Much emphasis is placed upon Usher’s physical appearance as an indication of his declining mental state, and with lexical choices such as ‘wild’ and ‘tenuity’ being reflective of his inconsistent behaviour. It could be argued that his madness is due to the place where he resides, as the mansion is rapidly dilapidating, mirroring Usher himself. The fact that both of the subjects are mentioned to have eyes suggests there is a link between them. In the beginning of the story, the narrator portrays the house as having
All of my books are basically romances; they’re stories about reconnecting with community”(Williams). The disorders in life that The Narrator and Dr. Jekyll experience on the edge of being inhuman, “My Characters are not people. They are machines that do a job.

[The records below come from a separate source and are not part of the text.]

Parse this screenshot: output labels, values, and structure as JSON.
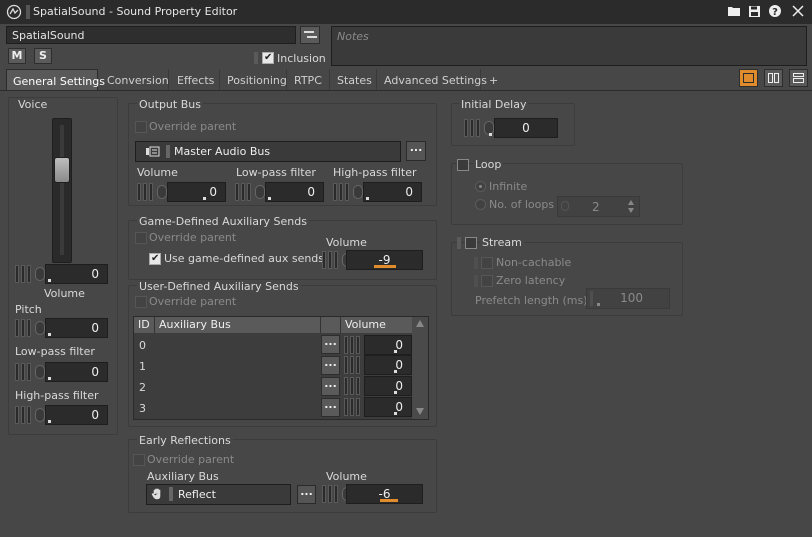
{
  "window": {
    "title": "SpatialSound - Sound Property Editor",
    "buttons": [
      "folder-icon",
      "save-icon",
      "help-icon",
      "close-icon"
    ]
  },
  "object": {
    "name": "SpatialSound",
    "mute_label": "M",
    "solo_label": "S",
    "inclusion_label": "Inclusion",
    "inclusion_checked": true,
    "notes_placeholder": "Notes"
  },
  "tabs": [
    {
      "label": "General Settings",
      "active": true
    },
    {
      "label": "Conversion"
    },
    {
      "label": "Effects"
    },
    {
      "label": "Positioning"
    },
    {
      "label": "RTPC"
    },
    {
      "label": "States"
    },
    {
      "label": "Advanced Settings"
    },
    {
      "label": "+"
    }
  ],
  "voice": {
    "title": "Voice",
    "volume_label": "Volume",
    "volume_value": "0",
    "pitch_label": "Pitch",
    "pitch_value": "0",
    "lowpass_label": "Low-pass filter",
    "lowpass_value": "0",
    "highpass_label": "High-pass filter",
    "highpass_value": "0"
  },
  "output_bus": {
    "title": "Output Bus",
    "override_label": "Override parent",
    "bus_name": "Master Audio Bus",
    "browse_label": "...",
    "volume_label": "Volume",
    "volume_value": "0",
    "lowpass_label": "Low-pass filter",
    "lowpass_value": "0",
    "highpass_label": "High-pass filter",
    "highpass_value": "0"
  },
  "game_aux": {
    "title": "Game-Defined Auxiliary Sends",
    "override_label": "Override parent",
    "use_label": "Use game-defined aux sends",
    "use_checked": true,
    "volume_label": "Volume",
    "volume_value": "-9",
    "volume_fill": 0.55
  },
  "user_aux": {
    "title": "User-Defined Auxiliary Sends",
    "override_label": "Override parent",
    "columns": [
      "ID",
      "Auxiliary Bus",
      "Volume"
    ],
    "rows": [
      {
        "id": "0",
        "bus": "",
        "volume": "0"
      },
      {
        "id": "1",
        "bus": "",
        "volume": "0"
      },
      {
        "id": "2",
        "bus": "",
        "volume": "0"
      },
      {
        "id": "3",
        "bus": "",
        "volume": "0"
      }
    ],
    "browse_label": "..."
  },
  "early_reflections": {
    "title": "Early Reflections",
    "override_label": "Override parent",
    "aux_bus_label": "Auxiliary Bus",
    "aux_bus_value": "Reflect",
    "browse_label": "...",
    "volume_label": "Volume",
    "volume_value": "-6",
    "volume_fill": 0.6
  },
  "initial_delay": {
    "title": "Initial Delay",
    "value": "0"
  },
  "loop": {
    "label": "Loop",
    "checked": false,
    "infinite_label": "Infinite",
    "count_label": "No. of loops",
    "count_value": "2"
  },
  "stream": {
    "label": "Stream",
    "checked": false,
    "noncachable_label": "Non-cachable",
    "zerolatency_label": "Zero latency",
    "prefetch_label": "Prefetch length (ms)",
    "prefetch_value": "100"
  },
  "layout_buttons": [
    "single-pane-icon",
    "two-column-icon",
    "two-row-icon"
  ],
  "colors": {
    "accent": "#e08c2c",
    "background": "#474747",
    "titlebar": "#2b2b2b"
  }
}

They are machines designed to destroy themselves” (Williams). Through the minds of Palahniuk and Stevenson a common ground is reached in the two books Fight Club and The Strange Case of Dr. Jekyll and Mr. Hyde; both the narrator and Dr. Jekyll create their own misfortune in trying to fix the problems of the world, or better yet what they perceive the problems to be.
Upon reaching ‘years of reflection’, Jekyll recognises the dual nature of man: I thus drew steadily nearer to that truth, by whose partial discovery I have been doomed to such a dreadful shipwreck: that man is not truly one, but truly two. (Stevenson 2003, 55) Jekyll creates a drug that is supposed to literally separate the two natures – the ‘unjust’ and ‘his more upright twin’, as described by Jekyll (Stevenson 2003, 56). Although Jekyll hesitated long before testing the drug on himself, he eventually gives in to ‘the temptation of a discovery so singular and profound’ (Stevenson 2003, 57), drinks the potion and is transformed in Edward Hyde, his evil counterpart, a relentless brute who commits several crimes, including even murder. Wilde’s novel shows a remarkable resemblance to Stevenson’s, a work
The rhyme is able to give a flow to the events, making it on-going showing how the society keeps on worsening day by day. The poet describes the city that he probably lives in, and from the use of the word “I” in “I hear” shows as a narrator, he isn’t the observer but also one of the people of the society that is suffering from the negative aspects of the society. William Blake’s intention of the poem is to inform the readers and to express his opinions of how he does not approve of the society he lives in. It shows how the society has negatively affected him, causing the readers to question if he is mentally stable when he said: “The mind-forged manacle’s I hear.” There is a repetition of the word “every” in the second stanza, showing the importance of it as he stresses on that particular word. It shows how everyone within the society is influenced negatively and